Excerpts from an interface dataset:
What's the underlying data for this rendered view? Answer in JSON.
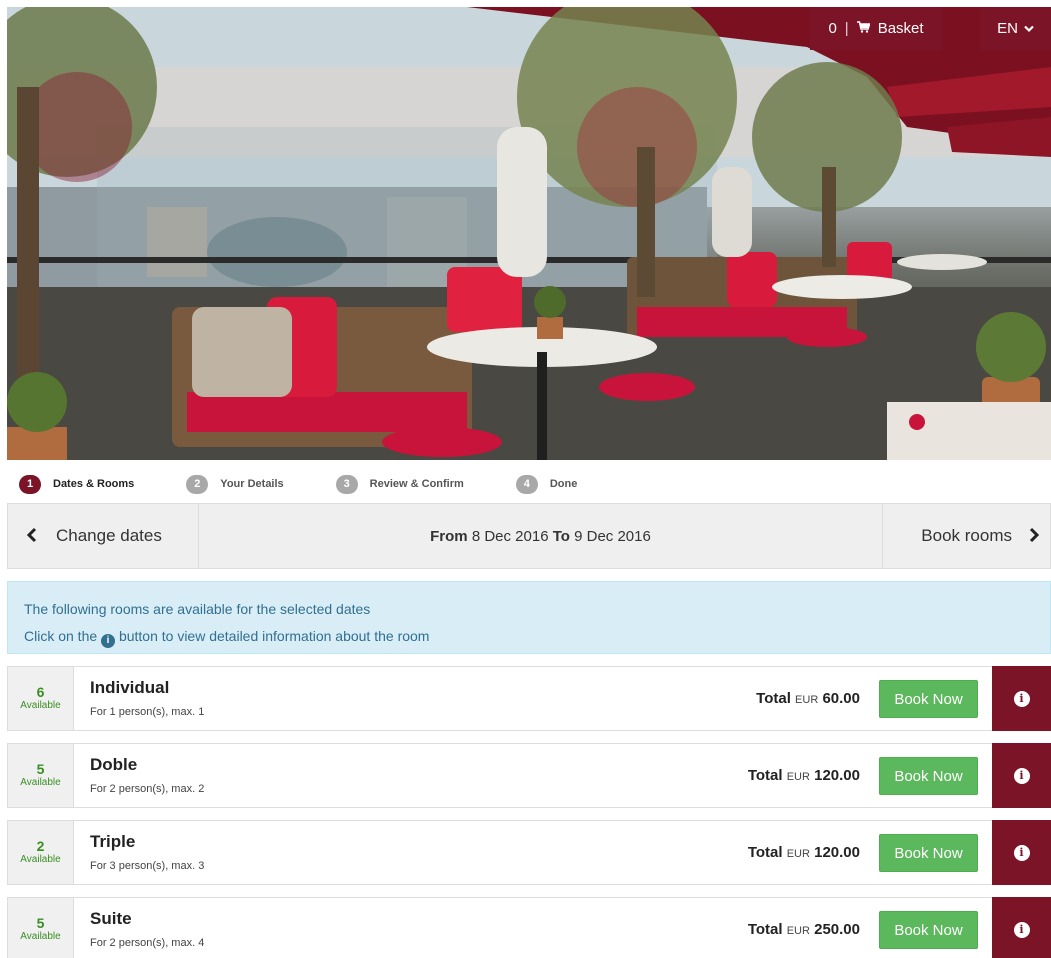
{
  "header": {
    "basket_count": "0",
    "basket_label": "Basket",
    "language": "EN"
  },
  "steps": [
    {
      "num": "1",
      "label": "Dates & Rooms"
    },
    {
      "num": "2",
      "label": "Your Details"
    },
    {
      "num": "3",
      "label": "Review & Confirm"
    },
    {
      "num": "4",
      "label": "Done"
    }
  ],
  "nav": {
    "prev_label": "Change dates",
    "from_word": "From",
    "from_date": "8 Dec 2016",
    "to_word": "To",
    "to_date": "9 Dec 2016",
    "next_label": "Book rooms"
  },
  "alert": {
    "line1": "The following rooms are available for the selected dates",
    "line2_pre": "Click on the",
    "line2_post": "button to view detailed information about the room"
  },
  "rooms": [
    {
      "available": "6",
      "available_label": "Available",
      "name": "Individual",
      "desc": "For 1 person(s), max. 1",
      "total_label": "Total",
      "currency": "EUR",
      "price": "60.00",
      "book_label": "Book Now"
    },
    {
      "available": "5",
      "available_label": "Available",
      "name": "Doble",
      "desc": "For 2 person(s), max. 2",
      "total_label": "Total",
      "currency": "EUR",
      "price": "120.00",
      "book_label": "Book Now"
    },
    {
      "available": "2",
      "available_label": "Available",
      "name": "Triple",
      "desc": "For 3 person(s), max. 3",
      "total_label": "Total",
      "currency": "EUR",
      "price": "120.00",
      "book_label": "Book Now"
    },
    {
      "available": "5",
      "available_label": "Available",
      "name": "Suite",
      "desc": "For 2 person(s), max. 4",
      "total_label": "Total",
      "currency": "EUR",
      "price": "250.00",
      "book_label": "Book Now"
    }
  ],
  "colors": {
    "brand": "#7b1426",
    "success": "#5cb85c",
    "available": "#3a8f23",
    "info_bg": "#d9edf7"
  },
  "icons": {
    "basket": "cart-icon",
    "language_dropdown": "chevron-down-icon",
    "prev": "chevron-left-icon",
    "next": "chevron-right-icon",
    "info": "info-circle-icon"
  }
}
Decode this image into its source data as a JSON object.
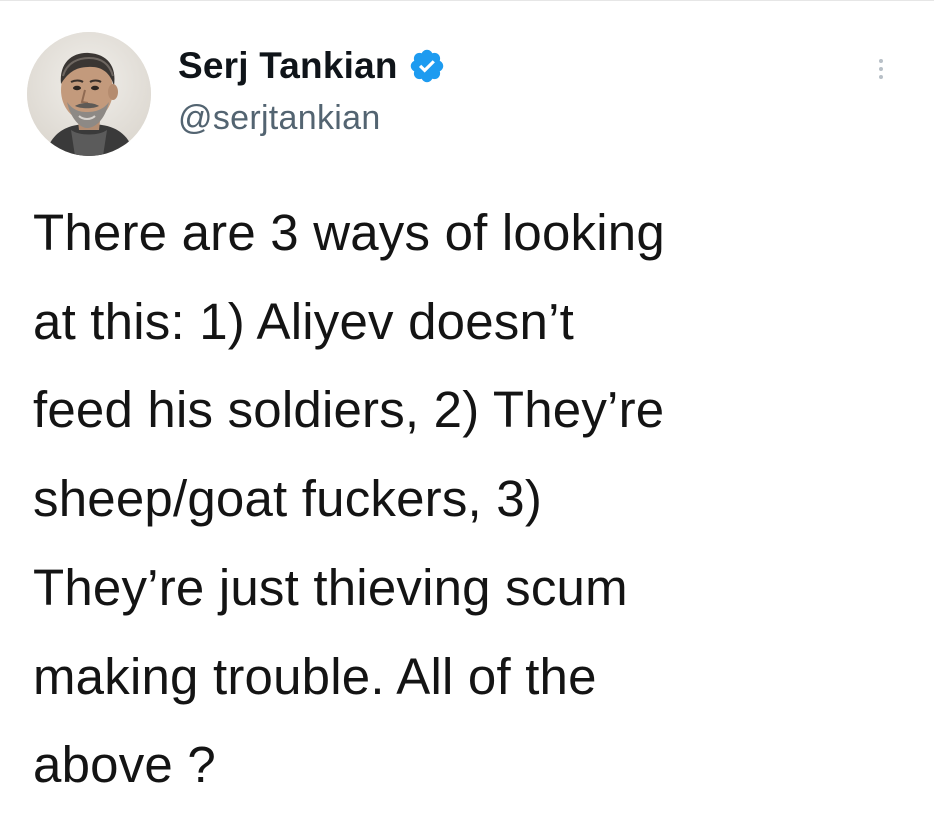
{
  "tweet": {
    "author": {
      "display_name": "Serj Tankian",
      "handle": "@serjtankian",
      "verified": true
    },
    "text": "There are 3 ways of looking\nat this: 1) Aliyev doesn’t\nfeed his soldiers, 2) They’re\nsheep/goat fuckers, 3)\nThey’re just thieving scum\nmaking trouble. All of the\nabove ?",
    "icons": {
      "verified": "verified-badge-icon",
      "more": "more-options-icon"
    },
    "colors": {
      "verified_blue": "#1d9bf0",
      "handle_gray": "#536471",
      "text": "#0f1419"
    }
  }
}
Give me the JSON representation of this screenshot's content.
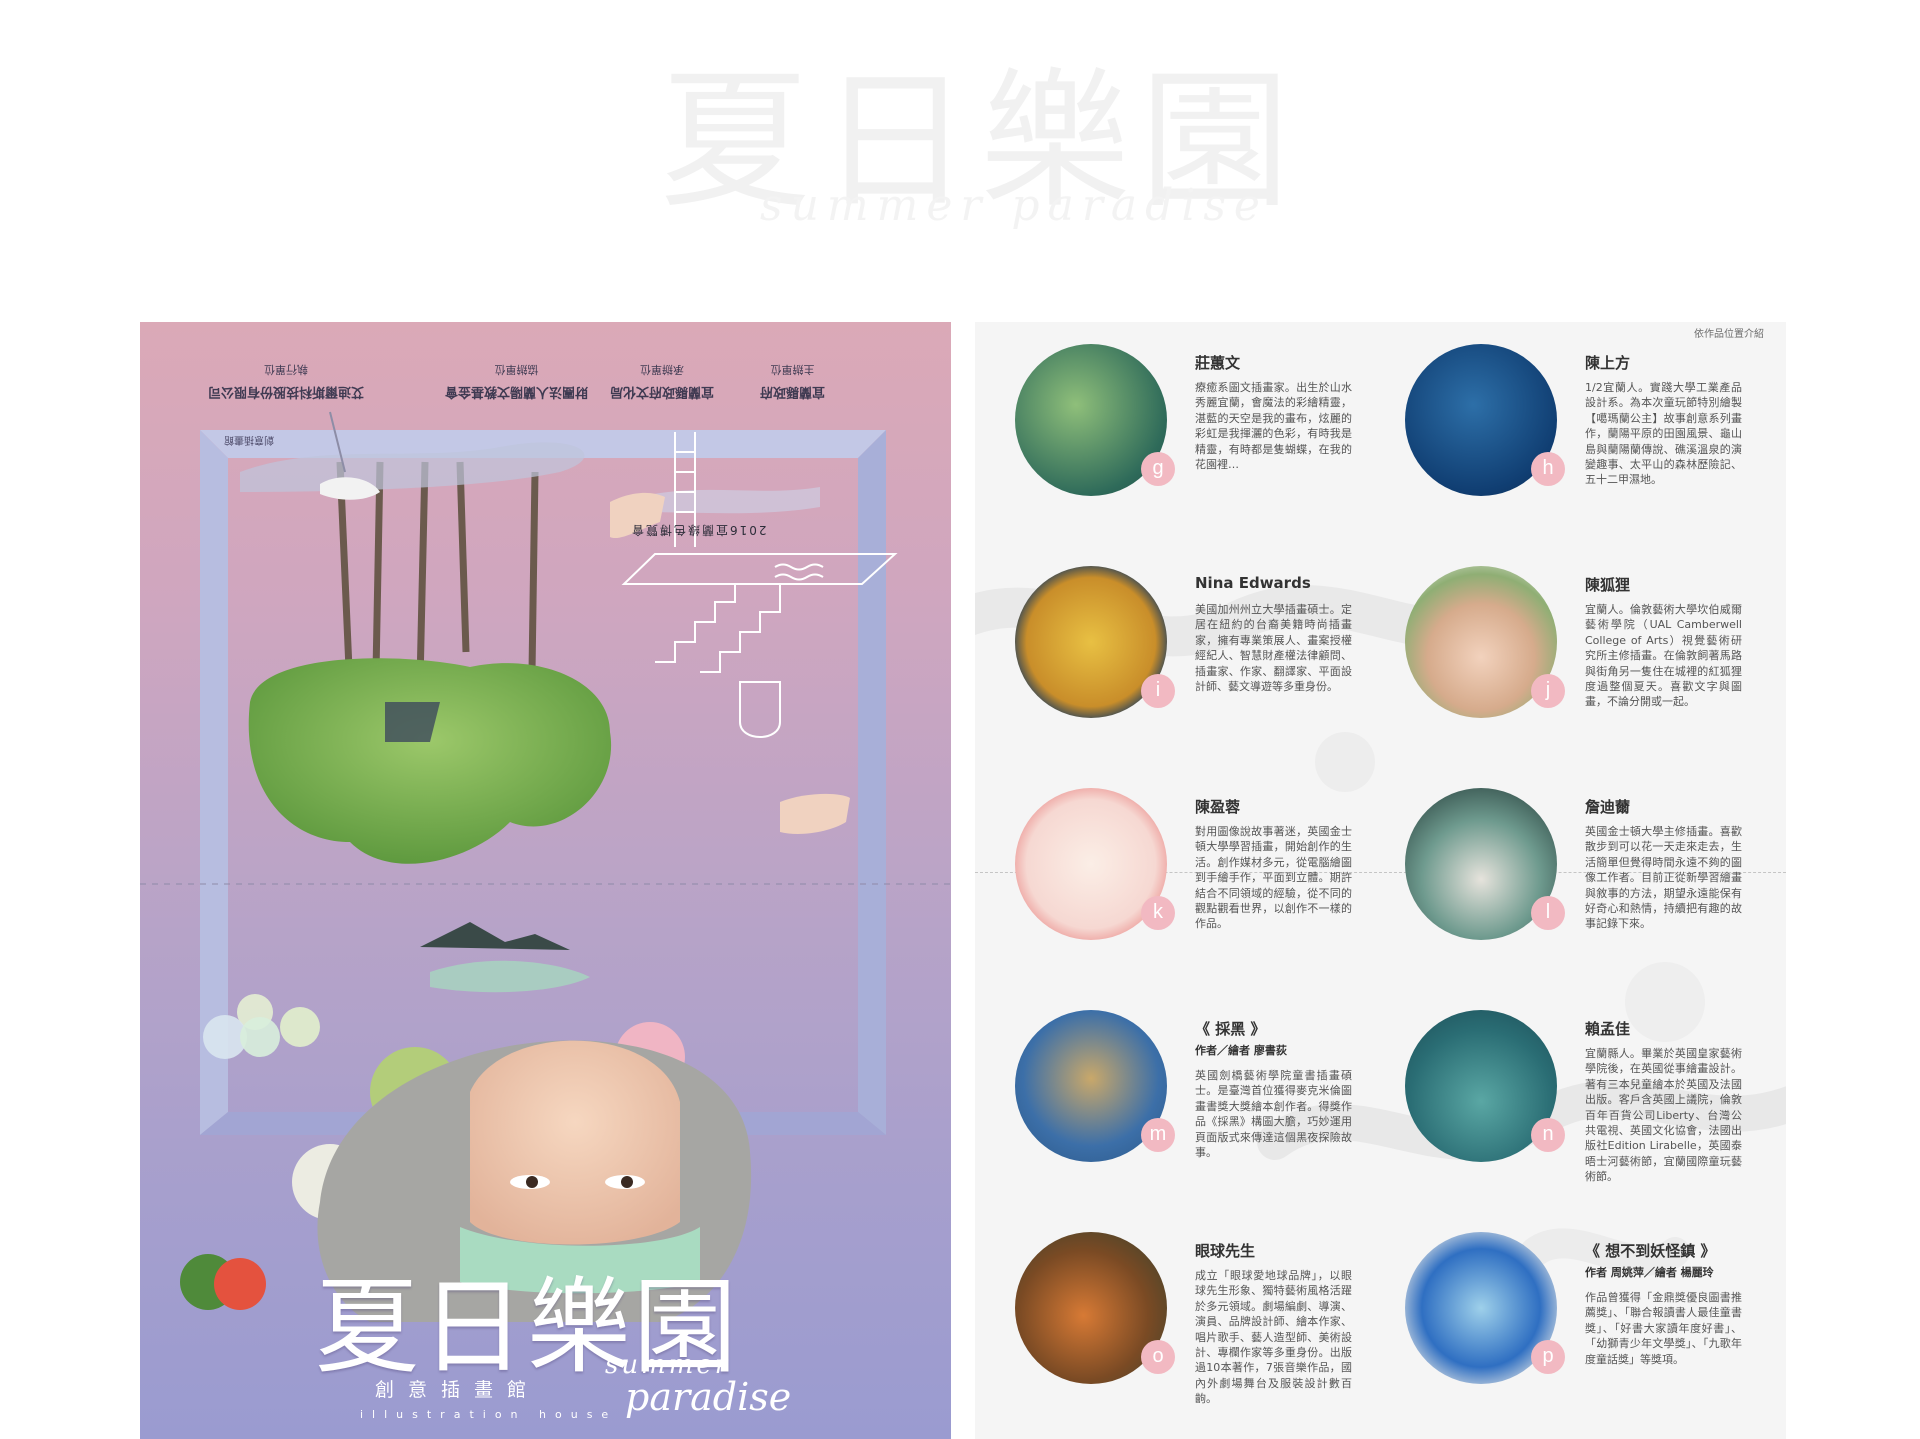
{
  "watermark": {
    "title": "夏日樂園",
    "subtitle": "summer paradise"
  },
  "poster": {
    "credits": [
      {
        "role": "主辦單位",
        "org": "宜蘭縣政府"
      },
      {
        "role": "承辦單位",
        "org": "宜蘭縣政府文化局"
      },
      {
        "role": "協辦單位",
        "org": "財團法人蘭陽文教基金會"
      },
      {
        "role": "執行單位",
        "org": "艾迪爾斯科技股份有限公司"
      }
    ],
    "year_title": "2016宜蘭綠色博覽會",
    "corner_text": "創意插畫館",
    "logo_cjk": "夏日樂園",
    "logo_subtitle": "創意插畫館",
    "logo_house": "illustration house",
    "logo_summer": "summer",
    "logo_paradise": "paradise"
  },
  "sheet": {
    "header": "依作品位置介紹",
    "artists": [
      {
        "letter": "g",
        "name": "莊蕙文",
        "bio": "療癒系圖文插畫家。出生於山水秀麗宜蘭，會魔法的彩繪精靈，湛藍的天空是我的畫布，炫麗的彩虹是我揮灑的色彩，有時我是精靈，有時都是隻蝴蝶，在我的花園裡…"
      },
      {
        "letter": "h",
        "name": "陳上方",
        "bio": "1/2宜蘭人。實踐大學工業產品設計系。為本次童玩節特別繪製【噶瑪蘭公主】故事創意系列畫作，蘭陽平原的田園風景、龜山島與蘭陽蘭傳說、礁溪溫泉的演變趣事、太平山的森林歷險記、五十二甲濕地。"
      },
      {
        "letter": "i",
        "name": "Nina Edwards",
        "bio": "美國加州州立大學插畫碩士。定居在紐約的台裔美籍時尚插畫家，擁有專業策展人、畫案授權經紀人、智慧財產權法律顧問、插畫家、作家、翻譯家、平面設計師、藝文導遊等多重身份。"
      },
      {
        "letter": "j",
        "name": "陳狐狸",
        "bio": "宜蘭人。倫敦藝術大學坎伯威爾藝術學院（UAL Camberwell College of Arts）視覺藝術研究所主修插畫。在倫敦飼著馬路與街角另一隻住在城裡的紅狐狸度過整個夏天。喜歡文字與圖畫，不論分開或一起。"
      },
      {
        "letter": "k",
        "name": "陳盈蓉",
        "bio": "對用圖像說故事著迷，英國金士頓大學學習插畫，開始創作的生活。創作媒材多元，從電腦繪圖到手繪手作，平面到立體。期許結合不同領域的經驗，從不同的觀點觀看世界，以創作不一樣的作品。"
      },
      {
        "letter": "l",
        "name": "詹迪薾",
        "bio": "英國金士頓大學主修插畫。喜歡散步到可以花一天走來走去，生活簡單但覺得時間永遠不夠的圖像工作者。目前正從新學習繪畫與敘事的方法，期望永遠能保有好奇心和熱情，持續把有趣的故事記錄下來。"
      },
      {
        "letter": "m",
        "name": "《 採黑 》",
        "credit": "作者／繪者 廖書荻",
        "bio": "英國劍橋藝術學院童書插畫碩士。是臺灣首位獲得麥克米倫圖畫書獎大獎繪本創作者。得獎作品《採黑》構圖大膽，巧妙運用頁面版式來傳達這個黑夜探險故事。"
      },
      {
        "letter": "n",
        "name": "賴孟佳",
        "bio": "宜蘭縣人。畢業於英國皇家藝術學院後，在英國從事繪畫設計。著有三本兒童繪本於英國及法國出版。客戶含英國上議院，倫敦百年百貨公司Liberty、台灣公共電視、英國文化協會，法國出版社Edition Lirabelle，英國泰晤士河藝術節，宜蘭國際童玩藝術節。"
      },
      {
        "letter": "o",
        "name": "眼球先生",
        "bio": "成立「眼球愛地球品牌」，以眼球先生形象、獨特藝術風格活躍於多元領域。劇場編劇、導演、演員、品牌設計師、繪本作家、唱片歌手、藝人造型師、美術設計、專欄作家等多重身份。出版過10本著作，7張音樂作品，國內外劇場舞台及服裝設計數百齣。"
      },
      {
        "letter": "p",
        "name": "《 想不到妖怪鎮 》",
        "credit": "作者 周姚萍／繪者 楊麗玲",
        "bio": "作品曾獲得「金鼎獎優良圖書推薦獎」、「聯合報讀書人最佳童書獎」、「好書大家讀年度好書」、「幼獅青少年文學獎」、「九歌年度童話獎」等獎項。"
      }
    ]
  }
}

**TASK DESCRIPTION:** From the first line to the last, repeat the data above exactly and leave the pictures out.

**THE COMPLETED TASK:**
What's the underlying data for this rendered view? Answer in JSON.
{
  "header": {
    "basket_count": "0",
    "basket_label": "Basket",
    "language": "EN"
  },
  "steps": [
    {
      "num": "1",
      "label": "Dates & Rooms"
    },
    {
      "num": "2",
      "label": "Your Details"
    },
    {
      "num": "3",
      "label": "Review & Confirm"
    },
    {
      "num": "4",
      "label": "Done"
    }
  ],
  "nav": {
    "prev_label": "Change dates",
    "from_word": "From",
    "from_date": "8 Dec 2016",
    "to_word": "To",
    "to_date": "9 Dec 2016",
    "next_label": "Book rooms"
  },
  "alert": {
    "line1": "The following rooms are available for the selected dates",
    "line2_pre": "Click on the",
    "line2_post": "button to view detailed information about the room"
  },
  "rooms": [
    {
      "available": "6",
      "available_label": "Available",
      "name": "Individual",
      "desc": "For 1 person(s), max. 1",
      "total_label": "Total",
      "currency": "EUR",
      "price": "60.00",
      "book_label": "Book Now"
    },
    {
      "available": "5",
      "available_label": "Available",
      "name": "Doble",
      "desc": "For 2 person(s), max. 2",
      "total_label": "Total",
      "currency": "EUR",
      "price": "120.00",
      "book_label": "Book Now"
    },
    {
      "available": "2",
      "available_label": "Available",
      "name": "Triple",
      "desc": "For 3 person(s), max. 3",
      "total_label": "Total",
      "currency": "EUR",
      "price": "120.00",
      "book_label": "Book Now"
    },
    {
      "available": "5",
      "available_label": "Available",
      "name": "Suite",
      "desc": "For 2 person(s), max. 4",
      "total_label": "Total",
      "currency": "EUR",
      "price": "250.00",
      "book_label": "Book Now"
    }
  ],
  "colors": {
    "brand": "#7b1426",
    "success": "#5cb85c",
    "available": "#3a8f23",
    "info_bg": "#d9edf7"
  },
  "icons": {
    "basket": "cart-icon",
    "language_dropdown": "chevron-down-icon",
    "prev": "chevron-left-icon",
    "next": "chevron-right-icon",
    "info": "info-circle-icon"
  }
}
Decode this image into its source data as a JSON object.
{
  "tweet": {
    "author": {
      "display_name": "Serj Tankian",
      "handle": "@serjtankian",
      "verified": true
    },
    "text": "There are 3 ways of looking\nat this: 1) Aliyev doesn’t\nfeed his soldiers, 2) They’re\nsheep/goat fuckers, 3)\nThey’re just thieving scum\nmaking trouble. All of the\nabove ?",
    "icons": {
      "verified": "verified-badge-icon",
      "more": "more-options-icon"
    },
    "colors": {
      "verified_blue": "#1d9bf0",
      "handle_gray": "#536471",
      "text": "#0f1419"
    }
  }
}
Give me the JSON representation of this screenshot's content.
{
  "watermark": {
    "title": "夏日樂園",
    "subtitle": "summer paradise"
  },
  "poster": {
    "credits": [
      {
        "role": "主辦單位",
        "org": "宜蘭縣政府"
      },
      {
        "role": "承辦單位",
        "org": "宜蘭縣政府文化局"
      },
      {
        "role": "協辦單位",
        "org": "財團法人蘭陽文教基金會"
      },
      {
        "role": "執行單位",
        "org": "艾迪爾斯科技股份有限公司"
      }
    ],
    "year_title": "2016宜蘭綠色博覽會",
    "corner_text": "創意插畫館",
    "logo_cjk": "夏日樂園",
    "logo_subtitle": "創意插畫館",
    "logo_house": "illustration house",
    "logo_summer": "summer",
    "logo_paradise": "paradise"
  },
  "sheet": {
    "header": "依作品位置介紹",
    "artists": [
      {
        "letter": "g",
        "name": "莊蕙文",
        "bio": "療癒系圖文插畫家。出生於山水秀麗宜蘭，會魔法的彩繪精靈，湛藍的天空是我的畫布，炫麗的彩虹是我揮灑的色彩，有時我是精靈，有時都是隻蝴蝶，在我的花園裡…"
      },
      {
        "letter": "h",
        "name": "陳上方",
        "bio": "1/2宜蘭人。實踐大學工業產品設計系。為本次童玩節特別繪製【噶瑪蘭公主】故事創意系列畫作，蘭陽平原的田園風景、龜山島與蘭陽蘭傳說、礁溪溫泉的演變趣事、太平山的森林歷險記、五十二甲濕地。"
      },
      {
        "letter": "i",
        "name": "Nina Edwards",
        "bio": "美國加州州立大學插畫碩士。定居在紐約的台裔美籍時尚插畫家，擁有專業策展人、畫案授權經紀人、智慧財產權法律顧問、插畫家、作家、翻譯家、平面設計師、藝文導遊等多重身份。"
      },
      {
        "letter": "j",
        "name": "陳狐狸",
        "bio": "宜蘭人。倫敦藝術大學坎伯威爾藝術學院（UAL Camberwell College of Arts）視覺藝術研究所主修插畫。在倫敦飼著馬路與街角另一隻住在城裡的紅狐狸度過整個夏天。喜歡文字與圖畫，不論分開或一起。"
      },
      {
        "letter": "k",
        "name": "陳盈蓉",
        "bio": "對用圖像說故事著迷，英國金士頓大學學習插畫，開始創作的生活。創作媒材多元，從電腦繪圖到手繪手作，平面到立體。期許結合不同領域的經驗，從不同的觀點觀看世界，以創作不一樣的作品。"
      },
      {
        "letter": "l",
        "name": "詹迪薾",
        "bio": "英國金士頓大學主修插畫。喜歡散步到可以花一天走來走去，生活簡單但覺得時間永遠不夠的圖像工作者。目前正從新學習繪畫與敘事的方法，期望永遠能保有好奇心和熱情，持續把有趣的故事記錄下來。"
      },
      {
        "letter": "m",
        "name": "《 採黑 》",
        "credit": "作者／繪者 廖書荻",
        "bio": "英國劍橋藝術學院童書插畫碩士。是臺灣首位獲得麥克米倫圖畫書獎大獎繪本創作者。得獎作品《採黑》構圖大膽，巧妙運用頁面版式來傳達這個黑夜探險故事。"
      },
      {
        "letter": "n",
        "name": "賴孟佳",
        "bio": "宜蘭縣人。畢業於英國皇家藝術學院後，在英國從事繪畫設計。著有三本兒童繪本於英國及法國出版。客戶含英國上議院，倫敦百年百貨公司Liberty、台灣公共電視、英國文化協會，法國出版社Edition Lirabelle，英國泰晤士河藝術節，宜蘭國際童玩藝術節。"
      },
      {
        "letter": "o",
        "name": "眼球先生",
        "bio": "成立「眼球愛地球品牌」，以眼球先生形象、獨特藝術風格活躍於多元領域。劇場編劇、導演、演員、品牌設計師、繪本作家、唱片歌手、藝人造型師、美術設計、專欄作家等多重身份。出版過10本著作，7張音樂作品，國內外劇場舞台及服裝設計數百齣。"
      },
      {
        "letter": "p",
        "name": "《 想不到妖怪鎮 》",
        "credit": "作者 周姚萍／繪者 楊麗玲",
        "bio": "作品曾獲得「金鼎獎優良圖書推薦獎」、「聯合報讀書人最佳童書獎」、「好書大家讀年度好書」、「幼獅青少年文學獎」、「九歌年度童話獎」等獎項。"
      }
    ]
  }
}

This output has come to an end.